__What is needed__.
Give back the full set of entries that follows, exactly as written.

== == ==

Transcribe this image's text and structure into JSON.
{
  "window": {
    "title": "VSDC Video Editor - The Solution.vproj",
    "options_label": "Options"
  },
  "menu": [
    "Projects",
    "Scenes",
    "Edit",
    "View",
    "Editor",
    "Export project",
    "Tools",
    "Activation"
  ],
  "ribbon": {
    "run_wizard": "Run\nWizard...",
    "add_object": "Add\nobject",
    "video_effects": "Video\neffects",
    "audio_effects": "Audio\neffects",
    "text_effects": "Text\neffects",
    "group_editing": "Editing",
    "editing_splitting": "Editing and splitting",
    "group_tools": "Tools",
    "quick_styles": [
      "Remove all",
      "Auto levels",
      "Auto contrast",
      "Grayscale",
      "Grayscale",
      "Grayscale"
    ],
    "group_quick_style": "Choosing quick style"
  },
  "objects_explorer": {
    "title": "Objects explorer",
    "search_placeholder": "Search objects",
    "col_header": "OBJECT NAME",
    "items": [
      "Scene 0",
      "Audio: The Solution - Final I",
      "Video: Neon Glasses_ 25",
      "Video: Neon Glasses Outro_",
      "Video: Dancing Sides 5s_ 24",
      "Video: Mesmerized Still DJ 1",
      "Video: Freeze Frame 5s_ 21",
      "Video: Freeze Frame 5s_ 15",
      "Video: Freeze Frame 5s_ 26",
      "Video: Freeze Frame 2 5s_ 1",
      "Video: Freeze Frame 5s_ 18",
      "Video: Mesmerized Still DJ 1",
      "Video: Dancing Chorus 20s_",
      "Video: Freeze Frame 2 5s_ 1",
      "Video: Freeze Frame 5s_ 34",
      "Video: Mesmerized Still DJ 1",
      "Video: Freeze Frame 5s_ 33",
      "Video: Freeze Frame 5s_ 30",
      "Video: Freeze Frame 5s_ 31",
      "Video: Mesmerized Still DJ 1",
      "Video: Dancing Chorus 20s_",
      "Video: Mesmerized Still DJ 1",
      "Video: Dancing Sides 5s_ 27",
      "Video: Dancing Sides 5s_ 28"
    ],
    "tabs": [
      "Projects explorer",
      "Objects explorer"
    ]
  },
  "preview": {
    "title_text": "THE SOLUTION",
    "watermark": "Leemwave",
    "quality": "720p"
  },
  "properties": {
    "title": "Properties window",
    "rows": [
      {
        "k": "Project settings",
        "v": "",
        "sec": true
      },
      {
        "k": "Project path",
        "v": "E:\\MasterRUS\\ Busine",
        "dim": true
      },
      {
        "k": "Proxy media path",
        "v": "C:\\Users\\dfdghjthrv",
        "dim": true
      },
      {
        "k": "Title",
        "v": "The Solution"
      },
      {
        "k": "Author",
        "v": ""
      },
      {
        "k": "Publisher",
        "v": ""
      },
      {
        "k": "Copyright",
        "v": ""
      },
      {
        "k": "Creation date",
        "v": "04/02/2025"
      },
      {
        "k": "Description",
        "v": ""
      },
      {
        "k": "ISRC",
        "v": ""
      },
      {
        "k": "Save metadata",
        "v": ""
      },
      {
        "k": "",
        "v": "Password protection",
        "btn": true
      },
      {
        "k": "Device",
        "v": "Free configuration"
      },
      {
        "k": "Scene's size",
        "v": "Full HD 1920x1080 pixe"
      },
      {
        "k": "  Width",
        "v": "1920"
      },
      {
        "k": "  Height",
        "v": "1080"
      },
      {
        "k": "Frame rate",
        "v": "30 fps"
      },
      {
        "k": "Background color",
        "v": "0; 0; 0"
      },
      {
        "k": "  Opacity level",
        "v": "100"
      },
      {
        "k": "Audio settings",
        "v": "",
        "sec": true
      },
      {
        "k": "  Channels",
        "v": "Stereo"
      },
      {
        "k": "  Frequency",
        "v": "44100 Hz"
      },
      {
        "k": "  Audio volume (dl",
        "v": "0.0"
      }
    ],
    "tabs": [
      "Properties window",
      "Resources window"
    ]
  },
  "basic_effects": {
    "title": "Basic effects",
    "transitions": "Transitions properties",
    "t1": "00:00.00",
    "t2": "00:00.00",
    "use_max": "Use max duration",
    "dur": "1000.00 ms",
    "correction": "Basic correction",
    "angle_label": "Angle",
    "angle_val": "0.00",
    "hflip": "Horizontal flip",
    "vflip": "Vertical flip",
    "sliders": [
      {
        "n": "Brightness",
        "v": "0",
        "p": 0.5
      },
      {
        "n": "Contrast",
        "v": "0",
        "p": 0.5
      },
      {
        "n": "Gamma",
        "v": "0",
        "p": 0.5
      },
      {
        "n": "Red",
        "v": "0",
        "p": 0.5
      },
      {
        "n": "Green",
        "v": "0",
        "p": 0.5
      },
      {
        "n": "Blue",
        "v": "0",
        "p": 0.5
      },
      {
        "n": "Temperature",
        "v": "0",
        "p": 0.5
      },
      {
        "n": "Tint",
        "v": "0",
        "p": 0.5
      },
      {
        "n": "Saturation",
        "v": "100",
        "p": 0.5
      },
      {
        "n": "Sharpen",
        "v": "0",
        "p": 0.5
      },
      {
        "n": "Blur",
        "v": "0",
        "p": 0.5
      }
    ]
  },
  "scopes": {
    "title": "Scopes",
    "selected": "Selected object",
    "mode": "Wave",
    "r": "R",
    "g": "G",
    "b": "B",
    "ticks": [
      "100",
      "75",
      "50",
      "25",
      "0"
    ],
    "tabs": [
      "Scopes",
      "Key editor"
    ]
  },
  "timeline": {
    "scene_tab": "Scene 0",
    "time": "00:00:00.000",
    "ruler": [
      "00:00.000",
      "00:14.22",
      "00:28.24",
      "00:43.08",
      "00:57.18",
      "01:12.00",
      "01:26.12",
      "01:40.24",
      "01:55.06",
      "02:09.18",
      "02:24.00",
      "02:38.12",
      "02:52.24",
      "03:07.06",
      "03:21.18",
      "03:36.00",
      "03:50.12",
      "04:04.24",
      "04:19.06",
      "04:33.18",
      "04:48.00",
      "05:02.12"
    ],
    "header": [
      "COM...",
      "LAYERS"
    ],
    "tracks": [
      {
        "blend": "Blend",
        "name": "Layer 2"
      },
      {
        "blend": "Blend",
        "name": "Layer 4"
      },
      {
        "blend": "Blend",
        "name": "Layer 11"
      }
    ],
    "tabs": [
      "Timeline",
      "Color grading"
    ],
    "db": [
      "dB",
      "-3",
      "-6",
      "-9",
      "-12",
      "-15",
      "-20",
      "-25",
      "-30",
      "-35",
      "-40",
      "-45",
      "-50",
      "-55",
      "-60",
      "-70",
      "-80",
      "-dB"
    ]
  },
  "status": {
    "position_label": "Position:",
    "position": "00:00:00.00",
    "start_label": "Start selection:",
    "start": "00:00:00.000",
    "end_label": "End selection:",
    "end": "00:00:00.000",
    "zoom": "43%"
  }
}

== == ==

__Result of this task__.
Transcribe this image's text and structure into JSON.
{
  "window": {
    "title": "VSDC Video Editor - The Solution.vproj",
    "options_label": "Options"
  },
  "menu": [
    "Projects",
    "Scenes",
    "Edit",
    "View",
    "Editor",
    "Export project",
    "Tools",
    "Activation"
  ],
  "ribbon": {
    "run_wizard": "Run\nWizard...",
    "add_object": "Add\nobject",
    "video_effects": "Video\neffects",
    "audio_effects": "Audio\neffects",
    "text_effects": "Text\neffects",
    "group_editing": "Editing",
    "editing_splitting": "Editing and splitting",
    "group_tools": "Tools",
    "quick_styles": [
      "Remove all",
      "Auto levels",
      "Auto contrast",
      "Grayscale",
      "Grayscale",
      "Grayscale"
    ],
    "group_quick_style": "Choosing quick style"
  },
  "objects_explorer": {
    "title": "Objects explorer",
    "search_placeholder": "Search objects",
    "col_header": "OBJECT NAME",
    "items": [
      "Scene 0",
      "Audio: The Solution - Final I",
      "Video: Neon Glasses_ 25",
      "Video: Neon Glasses Outro_",
      "Video: Dancing Sides 5s_ 24",
      "Video: Mesmerized Still DJ 1",
      "Video: Freeze Frame 5s_ 21",
      "Video: Freeze Frame 5s_ 15",
      "Video: Freeze Frame 5s_ 26",
      "Video: Freeze Frame 2 5s_ 1",
      "Video: Freeze Frame 5s_ 18",
      "Video: Mesmerized Still DJ 1",
      "Video: Dancing Chorus 20s_",
      "Video: Freeze Frame 2 5s_ 1",
      "Video: Freeze Frame 5s_ 34",
      "Video: Mesmerized Still DJ 1",
      "Video: Freeze Frame 5s_ 33",
      "Video: Freeze Frame 5s_ 30",
      "Video: Freeze Frame 5s_ 31",
      "Video: Mesmerized Still DJ 1",
      "Video: Dancing Chorus 20s_",
      "Video: Mesmerized Still DJ 1",
      "Video: Dancing Sides 5s_ 27",
      "Video: Dancing Sides 5s_ 28"
    ],
    "tabs": [
      "Projects explorer",
      "Objects explorer"
    ]
  },
  "preview": {
    "title_text": "THE SOLUTION",
    "watermark": "Leemwave",
    "quality": "720p"
  },
  "properties": {
    "title": "Properties window",
    "rows": [
      {
        "k": "Project settings",
        "v": "",
        "sec": true
      },
      {
        "k": "Project path",
        "v": "E:\\MasterRUS\\ Busine",
        "dim": true
      },
      {
        "k": "Proxy media path",
        "v": "C:\\Users\\dfdghjthrv",
        "dim": true
      },
      {
        "k": "Title",
        "v": "The Solution"
      },
      {
        "k": "Author",
        "v": ""
      },
      {
        "k": "Publisher",
        "v": ""
      },
      {
        "k": "Copyright",
        "v": ""
      },
      {
        "k": "Creation date",
        "v": "04/02/2025"
      },
      {
        "k": "Description",
        "v": ""
      },
      {
        "k": "ISRC",
        "v": ""
      },
      {
        "k": "Save metadata",
        "v": ""
      },
      {
        "k": "",
        "v": "Password protection",
        "btn": true
      },
      {
        "k": "Device",
        "v": "Free configuration"
      },
      {
        "k": "Scene's size",
        "v": "Full HD 1920x1080 pixe"
      },
      {
        "k": "  Width",
        "v": "1920"
      },
      {
        "k": "  Height",
        "v": "1080"
      },
      {
        "k": "Frame rate",
        "v": "30 fps"
      },
      {
        "k": "Background color",
        "v": "0; 0; 0"
      },
      {
        "k": "  Opacity level",
        "v": "100"
      },
      {
        "k": "Audio settings",
        "v": "",
        "sec": true
      },
      {
        "k": "  Channels",
        "v": "Stereo"
      },
      {
        "k": "  Frequency",
        "v": "44100 Hz"
      },
      {
        "k": "  Audio volume (dl",
        "v": "0.0"
      }
    ],
    "tabs": [
      "Properties window",
      "Resources window"
    ]
  },
  "basic_effects": {
    "title": "Basic effects",
    "transitions": "Transitions properties",
    "t1": "00:00.00",
    "t2": "00:00.00",
    "use_max": "Use max duration",
    "dur": "1000.00 ms",
    "correction": "Basic correction",
    "angle_label": "Angle",
    "angle_val": "0.00",
    "hflip": "Horizontal flip",
    "vflip": "Vertical flip",
    "sliders": [
      {
        "n": "Brightness",
        "v": "0",
        "p": 0.5
      },
      {
        "n": "Contrast",
        "v": "0",
        "p": 0.5
      },
      {
        "n": "Gamma",
        "v": "0",
        "p": 0.5
      },
      {
        "n": "Red",
        "v": "0",
        "p": 0.5
      },
      {
        "n": "Green",
        "v": "0",
        "p": 0.5
      },
      {
        "n": "Blue",
        "v": "0",
        "p": 0.5
      },
      {
        "n": "Temperature",
        "v": "0",
        "p": 0.5
      },
      {
        "n": "Tint",
        "v": "0",
        "p": 0.5
      },
      {
        "n": "Saturation",
        "v": "100",
        "p": 0.5
      },
      {
        "n": "Sharpen",
        "v": "0",
        "p": 0.5
      },
      {
        "n": "Blur",
        "v": "0",
        "p": 0.5
      }
    ]
  },
  "scopes": {
    "title": "Scopes",
    "selected": "Selected object",
    "mode": "Wave",
    "r": "R",
    "g": "G",
    "b": "B",
    "ticks": [
      "100",
      "75",
      "50",
      "25",
      "0"
    ],
    "tabs": [
      "Scopes",
      "Key editor"
    ]
  },
  "timeline": {
    "scene_tab": "Scene 0",
    "time": "00:00:00.000",
    "ruler": [
      "00:00.000",
      "00:14.22",
      "00:28.24",
      "00:43.08",
      "00:57.18",
      "01:12.00",
      "01:26.12",
      "01:40.24",
      "01:55.06",
      "02:09.18",
      "02:24.00",
      "02:38.12",
      "02:52.24",
      "03:07.06",
      "03:21.18",
      "03:36.00",
      "03:50.12",
      "04:04.24",
      "04:19.06",
      "04:33.18",
      "04:48.00",
      "05:02.12"
    ],
    "header": [
      "COM...",
      "LAYERS"
    ],
    "tracks": [
      {
        "blend": "Blend",
        "name": "Layer 2"
      },
      {
        "blend": "Blend",
        "name": "Layer 4"
      },
      {
        "blend": "Blend",
        "name": "Layer 11"
      }
    ],
    "tabs": [
      "Timeline",
      "Color grading"
    ],
    "db": [
      "dB",
      "-3",
      "-6",
      "-9",
      "-12",
      "-15",
      "-20",
      "-25",
      "-30",
      "-35",
      "-40",
      "-45",
      "-50",
      "-55",
      "-60",
      "-70",
      "-80",
      "-dB"
    ]
  },
  "status": {
    "position_label": "Position:",
    "position": "00:00:00.00",
    "start_label": "Start selection:",
    "start": "00:00:00.000",
    "end_label": "End selection:",
    "end": "00:00:00.000",
    "zoom": "43%"
  }
}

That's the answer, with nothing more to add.